Input data
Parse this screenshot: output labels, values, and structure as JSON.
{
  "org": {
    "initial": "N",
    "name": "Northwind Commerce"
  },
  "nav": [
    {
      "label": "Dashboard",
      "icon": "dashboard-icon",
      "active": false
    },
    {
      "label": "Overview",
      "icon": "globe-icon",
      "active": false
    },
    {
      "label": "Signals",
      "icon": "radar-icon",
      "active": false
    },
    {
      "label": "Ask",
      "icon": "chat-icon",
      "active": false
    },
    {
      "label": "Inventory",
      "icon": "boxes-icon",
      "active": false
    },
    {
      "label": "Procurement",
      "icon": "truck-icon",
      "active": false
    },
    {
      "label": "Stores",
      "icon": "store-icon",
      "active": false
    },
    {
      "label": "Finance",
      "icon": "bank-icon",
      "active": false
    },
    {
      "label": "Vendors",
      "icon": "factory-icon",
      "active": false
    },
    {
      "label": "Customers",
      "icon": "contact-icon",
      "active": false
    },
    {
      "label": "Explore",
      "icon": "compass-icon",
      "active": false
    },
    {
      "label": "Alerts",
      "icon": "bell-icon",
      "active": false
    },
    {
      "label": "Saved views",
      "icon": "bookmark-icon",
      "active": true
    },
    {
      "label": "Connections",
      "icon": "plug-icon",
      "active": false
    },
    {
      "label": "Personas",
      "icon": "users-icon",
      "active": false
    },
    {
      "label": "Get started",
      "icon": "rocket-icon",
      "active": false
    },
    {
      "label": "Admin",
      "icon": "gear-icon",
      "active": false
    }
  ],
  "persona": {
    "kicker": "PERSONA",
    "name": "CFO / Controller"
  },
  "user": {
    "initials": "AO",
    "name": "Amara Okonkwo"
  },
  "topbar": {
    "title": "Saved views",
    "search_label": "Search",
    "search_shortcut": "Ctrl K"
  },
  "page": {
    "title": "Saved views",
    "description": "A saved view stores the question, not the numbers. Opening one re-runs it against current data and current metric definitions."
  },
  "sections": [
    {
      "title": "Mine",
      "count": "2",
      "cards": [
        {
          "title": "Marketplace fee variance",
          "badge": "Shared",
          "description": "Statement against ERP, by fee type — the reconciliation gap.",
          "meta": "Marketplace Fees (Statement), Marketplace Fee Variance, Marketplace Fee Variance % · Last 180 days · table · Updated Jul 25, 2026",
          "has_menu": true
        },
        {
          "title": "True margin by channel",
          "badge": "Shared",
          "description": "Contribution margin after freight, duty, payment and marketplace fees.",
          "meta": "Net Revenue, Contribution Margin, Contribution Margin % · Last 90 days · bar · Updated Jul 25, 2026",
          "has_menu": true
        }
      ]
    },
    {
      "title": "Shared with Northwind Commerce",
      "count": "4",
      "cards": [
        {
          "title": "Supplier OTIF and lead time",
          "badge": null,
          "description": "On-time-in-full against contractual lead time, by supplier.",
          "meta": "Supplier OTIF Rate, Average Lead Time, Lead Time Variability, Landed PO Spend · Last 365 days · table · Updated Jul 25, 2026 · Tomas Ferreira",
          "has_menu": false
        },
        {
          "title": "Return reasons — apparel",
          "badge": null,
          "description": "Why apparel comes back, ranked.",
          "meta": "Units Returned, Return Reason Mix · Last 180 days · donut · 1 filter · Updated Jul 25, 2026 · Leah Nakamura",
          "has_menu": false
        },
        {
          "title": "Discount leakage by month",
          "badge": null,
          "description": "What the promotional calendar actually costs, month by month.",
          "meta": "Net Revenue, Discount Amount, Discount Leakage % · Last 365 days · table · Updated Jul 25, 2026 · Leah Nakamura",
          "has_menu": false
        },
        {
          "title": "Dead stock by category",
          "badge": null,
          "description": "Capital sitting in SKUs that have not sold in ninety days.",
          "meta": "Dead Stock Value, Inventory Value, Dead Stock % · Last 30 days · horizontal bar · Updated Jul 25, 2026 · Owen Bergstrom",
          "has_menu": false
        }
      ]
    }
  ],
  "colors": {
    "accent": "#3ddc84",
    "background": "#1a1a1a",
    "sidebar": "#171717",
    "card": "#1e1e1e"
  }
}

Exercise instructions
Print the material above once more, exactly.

Result for this exercise
Parse this screenshot: output labels, values, and structure as JSON.
{
  "org": {
    "initial": "N",
    "name": "Northwind Commerce"
  },
  "nav": [
    {
      "label": "Dashboard",
      "icon": "dashboard-icon",
      "active": false
    },
    {
      "label": "Overview",
      "icon": "globe-icon",
      "active": false
    },
    {
      "label": "Signals",
      "icon": "radar-icon",
      "active": false
    },
    {
      "label": "Ask",
      "icon": "chat-icon",
      "active": false
    },
    {
      "label": "Inventory",
      "icon": "boxes-icon",
      "active": false
    },
    {
      "label": "Procurement",
      "icon": "truck-icon",
      "active": false
    },
    {
      "label": "Stores",
      "icon": "store-icon",
      "active": false
    },
    {
      "label": "Finance",
      "icon": "bank-icon",
      "active": false
    },
    {
      "label": "Vendors",
      "icon": "factory-icon",
      "active": false
    },
    {
      "label": "Customers",
      "icon": "contact-icon",
      "active": false
    },
    {
      "label": "Explore",
      "icon": "compass-icon",
      "active": false
    },
    {
      "label": "Alerts",
      "icon": "bell-icon",
      "active": false
    },
    {
      "label": "Saved views",
      "icon": "bookmark-icon",
      "active": true
    },
    {
      "label": "Connections",
      "icon": "plug-icon",
      "active": false
    },
    {
      "label": "Personas",
      "icon": "users-icon",
      "active": false
    },
    {
      "label": "Get started",
      "icon": "rocket-icon",
      "active": false
    },
    {
      "label": "Admin",
      "icon": "gear-icon",
      "active": false
    }
  ],
  "persona": {
    "kicker": "PERSONA",
    "name": "CFO / Controller"
  },
  "user": {
    "initials": "AO",
    "name": "Amara Okonkwo"
  },
  "topbar": {
    "title": "Saved views",
    "search_label": "Search",
    "search_shortcut": "Ctrl K"
  },
  "page": {
    "title": "Saved views",
    "description": "A saved view stores the question, not the numbers. Opening one re-runs it against current data and current metric definitions."
  },
  "sections": [
    {
      "title": "Mine",
      "count": "2",
      "cards": [
        {
          "title": "Marketplace fee variance",
          "badge": "Shared",
          "description": "Statement against ERP, by fee type — the reconciliation gap.",
          "meta": "Marketplace Fees (Statement), Marketplace Fee Variance, Marketplace Fee Variance % · Last 180 days · table · Updated Jul 25, 2026",
          "has_menu": true
        },
        {
          "title": "True margin by channel",
          "badge": "Shared",
          "description": "Contribution margin after freight, duty, payment and marketplace fees.",
          "meta": "Net Revenue, Contribution Margin, Contribution Margin % · Last 90 days · bar · Updated Jul 25, 2026",
          "has_menu": true
        }
      ]
    },
    {
      "title": "Shared with Northwind Commerce",
      "count": "4",
      "cards": [
        {
          "title": "Supplier OTIF and lead time",
          "badge": null,
          "description": "On-time-in-full against contractual lead time, by supplier.",
          "meta": "Supplier OTIF Rate, Average Lead Time, Lead Time Variability, Landed PO Spend · Last 365 days · table · Updated Jul 25, 2026 · Tomas Ferreira",
          "has_menu": false
        },
        {
          "title": "Return reasons — apparel",
          "badge": null,
          "description": "Why apparel comes back, ranked.",
          "meta": "Units Returned, Return Reason Mix · Last 180 days · donut · 1 filter · Updated Jul 25, 2026 · Leah Nakamura",
          "has_menu": false
        },
        {
          "title": "Discount leakage by month",
          "badge": null,
          "description": "What the promotional calendar actually costs, month by month.",
          "meta": "Net Revenue, Discount Amount, Discount Leakage % · Last 365 days · table · Updated Jul 25, 2026 · Leah Nakamura",
          "has_menu": false
        },
        {
          "title": "Dead stock by category",
          "badge": null,
          "description": "Capital sitting in SKUs that have not sold in ninety days.",
          "meta": "Dead Stock Value, Inventory Value, Dead Stock % · Last 30 days · horizontal bar · Updated Jul 25, 2026 · Owen Bergstrom",
          "has_menu": false
        }
      ]
    }
  ],
  "colors": {
    "accent": "#3ddc84",
    "background": "#1a1a1a",
    "sidebar": "#171717",
    "card": "#1e1e1e"
  }
}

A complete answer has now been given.